There is a series of conversations being organized in the Netherlands on Chinese online politics and culture, which appear to be things you can stream live and participate in via IRC, or at the least, download and view after the fact. One took place last night (ahem…should have read those emails earlier!), but the others are happening tomorrow and later in the month. Here goes:
V2 and IIAS (both based in the Netherlands) are organising a debate on Chinese Media Culture. The event itself takes place in Rotterdam, but it will be streamed online, and it will be possible to ask questions and take part in the discussion through IRC.

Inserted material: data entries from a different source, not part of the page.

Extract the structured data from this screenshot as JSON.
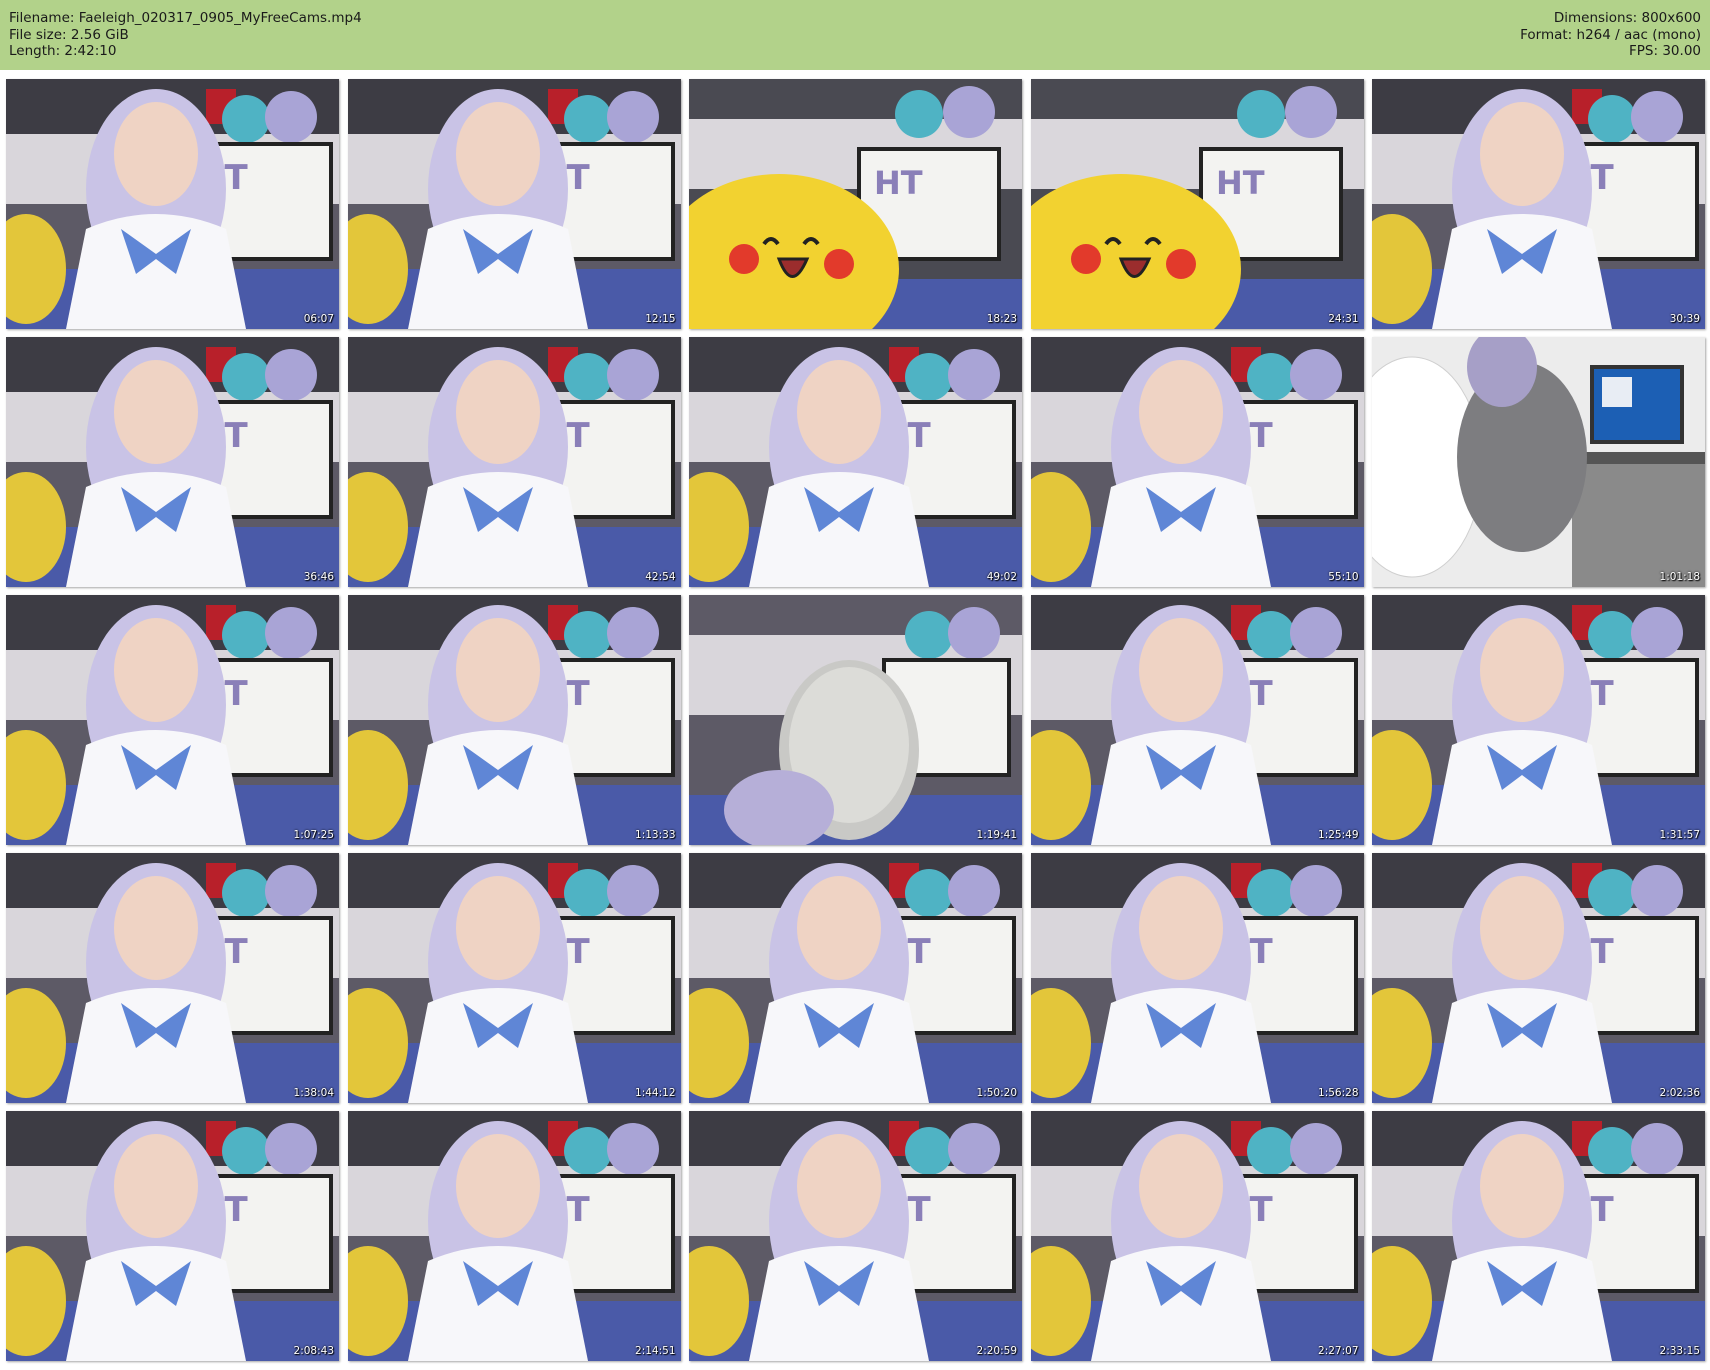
{
  "header": {
    "filename": "Filename: Faeleigh_020317_0905_MyFreeCams.mp4",
    "filesize": "File size: 2.56 GiB",
    "length": "Length: 2:42:10",
    "dimensions": "Dimensions: 800x600",
    "format": "Format: h264 / aac (mono)",
    "fps": "FPS: 30.00"
  },
  "colors": {
    "header_bg": "#b2d28a",
    "page_bg": "#ffffff",
    "timestamp": "#ffffff"
  },
  "thumbnails": [
    {
      "time": "06:07",
      "scene": "person-whiteboard"
    },
    {
      "time": "12:15",
      "scene": "person-whiteboard"
    },
    {
      "time": "18:23",
      "scene": "pikachu-pillow"
    },
    {
      "time": "24:31",
      "scene": "pikachu-pillow"
    },
    {
      "time": "30:39",
      "scene": "person-whiteboard"
    },
    {
      "time": "36:46",
      "scene": "person-whiteboard"
    },
    {
      "time": "42:54",
      "scene": "person-whiteboard"
    },
    {
      "time": "49:02",
      "scene": "person-whiteboard"
    },
    {
      "time": "55:10",
      "scene": "person-whiteboard"
    },
    {
      "time": "1:01:18",
      "scene": "computer-desk"
    },
    {
      "time": "1:07:25",
      "scene": "person-whiteboard"
    },
    {
      "time": "1:13:33",
      "scene": "person-whiteboard"
    },
    {
      "time": "1:19:41",
      "scene": "knit-hat-closeup"
    },
    {
      "time": "1:25:49",
      "scene": "person-whiteboard"
    },
    {
      "time": "1:31:57",
      "scene": "person-whiteboard"
    },
    {
      "time": "1:38:04",
      "scene": "person-whiteboard"
    },
    {
      "time": "1:44:12",
      "scene": "person-whiteboard"
    },
    {
      "time": "1:50:20",
      "scene": "person-whiteboard"
    },
    {
      "time": "1:56:28",
      "scene": "person-whiteboard"
    },
    {
      "time": "2:02:36",
      "scene": "person-whiteboard"
    },
    {
      "time": "2:08:43",
      "scene": "person-whiteboard"
    },
    {
      "time": "2:14:51",
      "scene": "person-whiteboard"
    },
    {
      "time": "2:20:59",
      "scene": "person-whiteboard"
    },
    {
      "time": "2:27:07",
      "scene": "person-whiteboard"
    },
    {
      "time": "2:33:15",
      "scene": "person-whiteboard"
    }
  ]
}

Tangent_Leap: An evening on emergent media culture in the People’s Republic of China
Isaac Mao, activist blogger and software architect, Shanghai
Zhang Ga, media artist and curator, Beijing/New York
Karsten Giese, political scientist and sinologist, Hamburg
Guobin Jang, social scientist, New York online
moderator: Stephen Kovats, media researcher, V2_Institute
respondent: Martijn de Waal, journalist and media theorist, Amsterdam
Thursday March 30m 19.00 – 21.00 (CET)
V2_Institute for the Unstable Media
Streamed live: 02.00 – 04.00 (Beijing, Hong Kong), 19.00-21.00 (Amsterdam, Berlin, Paris) 13.00 – 15.00 (New York), 10.00 – 12.00 (San Francisco)
In addition there are 3 seminars organized by Peter Pels (Anthropology, Leiden University), bringing together Asian activists, academics, and industry folks to discuss some ripe topics:
- Asian Cyberpolitics, with Isaac Mao and Merlyna Lim. How successful is the Chinese regime in silencing digital voices? Why was Isaac’s website <www.isaacmao.com> blocked so quickly? How does the Internet produce new forms of politics? Does the Indonesian cyberspace still facilitate critique on the political system the way it did before the downfall of the Soeharto-regime in 1998? Wed. March 29 8-10 pm Amsterdam.
- Asian Cyberfundamentalism, April 18
- Asian Cybergames, May 10.
Looks like you have to make a reservation (email: firstname.lastname@example.org) to view the seminars live, but also that they should be available to download at the Waag Society/Connect Media site after the fact.
2 comments on “CyberAsia conversations”
Debating Asian Cyberpolitics
Featuring discussions by chinese activist bloggers, artists and academics, this forum examines the emerging media culture in China and it’s implications for Asian cyberpolitics. (via Virtual China)
The Cyberassia discussions at the Waag in Amsterdam are also streamed live at http://connect.waag.org
on demand streams at the same adress